Klinsmann on his acrimonious Hertha exit, the USMNT's golden generation & his plans for the future

Jurgen Klinsmann Hertha BerlinGetty Images

When Jurgen Klinsmann leaves a job, he tends to do so in a whirlwind of criticism and controversy. Such is life for a man with big ideas and big promises that sometimes don't work out.

His time in charge of Germany was largely successful, but he left his home country after a stint with Bayern Munich that concluded with the infamous parting shots from Philipp Lahm, who called Klinsmann's tenure a "failure".

His spell with the U.S. men's national team, meanwhile, was built on grand ambitions, some that were realized and some that weren't, before he was dismissed early on the team's road to 2018 World Cup ruin.

And then there's his time with Hertha Berlin, which lasted just a matter of weeks before a hasty departure of his own volition.

No matter what Klinsmann does or achieves, chaos seems to follow. That said, the 56-year-old's ideas have been somewhat validated, at least with his last two jobs.

After years of pleading with the USMNT's biggest stars to go and play in Europe, the team is now more talented than ever, with players at Chelsea, Juventus, Barcelona and more.

He left Hertha back in February 2020 criticizing the club's hierarchy on the way out and yet here we are, a year later, witnessing the Berlin club embroiled in a relegation battle.

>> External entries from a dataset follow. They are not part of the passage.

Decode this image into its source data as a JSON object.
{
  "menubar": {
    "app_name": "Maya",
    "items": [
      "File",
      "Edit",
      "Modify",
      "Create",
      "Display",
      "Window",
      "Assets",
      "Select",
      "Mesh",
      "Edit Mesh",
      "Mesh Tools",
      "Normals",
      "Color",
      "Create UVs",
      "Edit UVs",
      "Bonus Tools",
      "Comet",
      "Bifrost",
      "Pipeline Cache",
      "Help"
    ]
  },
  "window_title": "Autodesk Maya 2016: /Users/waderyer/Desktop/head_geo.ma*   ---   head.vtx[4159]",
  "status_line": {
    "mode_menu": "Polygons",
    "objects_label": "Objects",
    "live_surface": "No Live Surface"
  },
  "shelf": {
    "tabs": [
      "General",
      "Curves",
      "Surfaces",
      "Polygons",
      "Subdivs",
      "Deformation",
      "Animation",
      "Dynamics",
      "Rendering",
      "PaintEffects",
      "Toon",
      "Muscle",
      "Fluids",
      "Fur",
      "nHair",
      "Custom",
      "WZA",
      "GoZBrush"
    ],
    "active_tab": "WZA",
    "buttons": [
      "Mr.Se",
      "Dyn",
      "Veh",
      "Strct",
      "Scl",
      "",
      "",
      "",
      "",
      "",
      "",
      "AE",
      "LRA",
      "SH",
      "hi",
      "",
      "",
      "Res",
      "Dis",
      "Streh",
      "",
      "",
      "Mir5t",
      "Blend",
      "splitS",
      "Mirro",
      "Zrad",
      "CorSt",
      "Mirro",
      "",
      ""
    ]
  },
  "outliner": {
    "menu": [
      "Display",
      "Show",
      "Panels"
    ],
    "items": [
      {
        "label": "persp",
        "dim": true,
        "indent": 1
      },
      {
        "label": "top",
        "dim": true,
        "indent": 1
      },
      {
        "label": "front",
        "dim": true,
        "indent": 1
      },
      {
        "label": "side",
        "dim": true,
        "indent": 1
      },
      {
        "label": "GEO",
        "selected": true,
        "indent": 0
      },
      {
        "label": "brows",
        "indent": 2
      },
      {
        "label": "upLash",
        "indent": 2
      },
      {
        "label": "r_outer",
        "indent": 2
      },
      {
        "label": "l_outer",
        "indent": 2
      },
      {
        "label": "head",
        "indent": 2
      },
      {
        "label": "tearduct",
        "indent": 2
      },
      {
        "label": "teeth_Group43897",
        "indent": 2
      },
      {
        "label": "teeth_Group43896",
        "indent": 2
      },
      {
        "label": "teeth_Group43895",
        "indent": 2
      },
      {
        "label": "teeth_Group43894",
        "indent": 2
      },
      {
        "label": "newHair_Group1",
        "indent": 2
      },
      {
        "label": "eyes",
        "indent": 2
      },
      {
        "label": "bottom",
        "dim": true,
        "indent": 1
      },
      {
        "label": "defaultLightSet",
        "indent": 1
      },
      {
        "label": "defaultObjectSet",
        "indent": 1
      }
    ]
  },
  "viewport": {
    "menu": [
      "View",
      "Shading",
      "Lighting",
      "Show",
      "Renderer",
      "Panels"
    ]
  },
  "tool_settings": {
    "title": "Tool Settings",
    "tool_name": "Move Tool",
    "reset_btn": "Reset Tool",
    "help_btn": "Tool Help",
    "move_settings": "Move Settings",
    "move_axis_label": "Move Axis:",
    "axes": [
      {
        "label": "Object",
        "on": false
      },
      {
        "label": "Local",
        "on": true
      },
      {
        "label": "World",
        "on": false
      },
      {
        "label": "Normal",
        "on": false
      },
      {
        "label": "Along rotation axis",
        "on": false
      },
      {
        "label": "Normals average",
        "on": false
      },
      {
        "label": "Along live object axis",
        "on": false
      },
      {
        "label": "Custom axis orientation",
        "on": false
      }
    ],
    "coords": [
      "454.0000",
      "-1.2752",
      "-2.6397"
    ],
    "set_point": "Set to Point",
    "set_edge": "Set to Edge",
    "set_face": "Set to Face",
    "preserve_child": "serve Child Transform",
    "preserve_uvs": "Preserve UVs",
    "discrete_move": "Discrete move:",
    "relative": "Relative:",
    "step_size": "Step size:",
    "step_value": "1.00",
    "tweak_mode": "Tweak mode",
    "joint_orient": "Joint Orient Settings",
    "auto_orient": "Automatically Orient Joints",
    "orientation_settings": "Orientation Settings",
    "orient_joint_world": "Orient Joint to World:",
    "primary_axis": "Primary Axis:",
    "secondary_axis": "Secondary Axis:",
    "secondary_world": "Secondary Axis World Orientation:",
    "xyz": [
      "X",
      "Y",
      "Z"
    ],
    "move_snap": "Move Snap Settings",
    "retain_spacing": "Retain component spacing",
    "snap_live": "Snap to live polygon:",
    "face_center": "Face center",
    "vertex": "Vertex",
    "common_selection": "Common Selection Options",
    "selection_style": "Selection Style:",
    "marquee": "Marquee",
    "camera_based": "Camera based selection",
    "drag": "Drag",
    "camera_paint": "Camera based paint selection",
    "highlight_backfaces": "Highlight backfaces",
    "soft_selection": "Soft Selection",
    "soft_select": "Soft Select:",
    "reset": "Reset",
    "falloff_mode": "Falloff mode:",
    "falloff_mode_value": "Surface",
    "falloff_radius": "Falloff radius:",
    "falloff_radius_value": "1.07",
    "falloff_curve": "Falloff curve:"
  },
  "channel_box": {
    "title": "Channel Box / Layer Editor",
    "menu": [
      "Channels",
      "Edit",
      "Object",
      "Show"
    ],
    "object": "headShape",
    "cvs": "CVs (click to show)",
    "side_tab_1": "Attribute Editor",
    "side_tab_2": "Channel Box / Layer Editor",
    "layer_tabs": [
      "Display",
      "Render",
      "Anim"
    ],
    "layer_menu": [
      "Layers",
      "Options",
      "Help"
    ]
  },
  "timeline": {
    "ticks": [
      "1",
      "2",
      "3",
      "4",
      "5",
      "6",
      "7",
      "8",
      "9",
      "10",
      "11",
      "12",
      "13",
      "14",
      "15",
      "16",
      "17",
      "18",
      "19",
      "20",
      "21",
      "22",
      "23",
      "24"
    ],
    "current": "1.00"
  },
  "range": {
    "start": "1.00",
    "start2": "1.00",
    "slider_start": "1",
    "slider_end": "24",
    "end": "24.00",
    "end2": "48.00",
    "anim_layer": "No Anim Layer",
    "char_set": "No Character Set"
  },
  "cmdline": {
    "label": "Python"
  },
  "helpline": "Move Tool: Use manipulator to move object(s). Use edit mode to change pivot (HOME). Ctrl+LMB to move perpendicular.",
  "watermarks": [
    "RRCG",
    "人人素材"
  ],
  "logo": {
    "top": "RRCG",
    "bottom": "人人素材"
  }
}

"It's not about getting credit or anything like that," Klinsmann says when asked about his own role in cultivating the USMNT's current golden generation of young stars.

"It's just so nice to see that people give it a shot. People try it and can reach their maximum potential coming through whatever system. It's not about getting credit or anything; it's just about these players, whatever their environment.

"They realize, 'Let's figure it out, let's give it a shot.' I think it's a huge, huge compliment to anybody involved in their development, anybody involved in soccer in the United States and, hopefully, we get more success with other players down the road."

Clint Dempsey Jurgen Klinsmann USMNT GFXGetty Images

And the USMNT is in a better place because of the exodus to Europe. The pain of 2018 is beginning to wear off thanks to the promise of 2022 and, ultimately, 2026. 

No longer the coach, Klinsmann is now a fan, especially as his son, Jonathan, comes through the ranks of the youth national teams. He looks on with excitement as the team he used to manage attempts to undo all that went wrong during the last cycle.

"Gregg Berhalter (USMNT head coach) is guiding his team towards Qatar and we could have a team that makes a big, big splash and a big statement over there," he says. "And so we keep our fingers crossed for that path, and I think it's pretty cool."

But, while the USMNT is thriving, Hertha certainly are not. The Bundesliga club is currently battling relegation almost a year to the day since Klinsmann decided to pack up and leave.

Reflecting on his ill-fated spell with Hertha that saw him claim just 12 points from 10 games, Klinsmann said: "I made my decision after 10 weeks with the club. On the inside, with everything that happened there on a daily basis in terms of the relationship with the people that ran the club, I just simply said, 'This is not for me, I cannot work that way.'

"A wrong kind of statement [came out] that I left all of a sudden, overnight, which was not true because I announced it at least three times to the ownership group, telling them, 'It's not working.' 

"We were not even able to get to a contract. I never had a written agreement with Hertha Berlin. The only agreement I had was with the investor.

"Obviously they thought, 'No, he's going to continue; it's going to be all fine.' But it was not all fine on the inside. It didn't work.

Jurgen Klinsmann Hertha Berlin 2019

"In the aftermath of all of that, I was proven right in what I did. But, obviously, at the time, when it all happened a year ago, a lot of people threw a lot of comments at me. And that was not very nice. 

"I certainly made my mistakes in the way I left the club, with the explanation on Facebook, for example. There are a lot of people that said this and that, but I honestly just hope that the club turns the corner and finds a way to go in the right direction."

As for Klinsmann's next direction, he's not fully sure of what's to come. He's recently served as a television pundit while continuing his work on his soccer complex at SilverLakes Park, which is set to reopen soon following a year full of Covid-19 restrictions. 

But, someday, Klinsmann wants another chance to prove himself in management.

"The way things happened throughout the decades for me, I was never really actively looking for another job," he says. "Things just came at a certain time, in a certain way, and I either took them on or I didn't.

"This is the crazy side of soccer: you never know what happens tomorrow or what things can happen overnight.

"When I came to Berlin, I was an advisor for the investor and nothing else. Suddenly, two weeks later, I was coaching the team and I had my own experience. So, you have to always be open to ideas and things that can happen.

"Eventually, sooner or later, I will go back into management because that's where I really feel challenged. I feel you get the chance to prove a point in what you're doing.

"So, sooner or later, it will happen again. There is another opportunity out there that I will take on."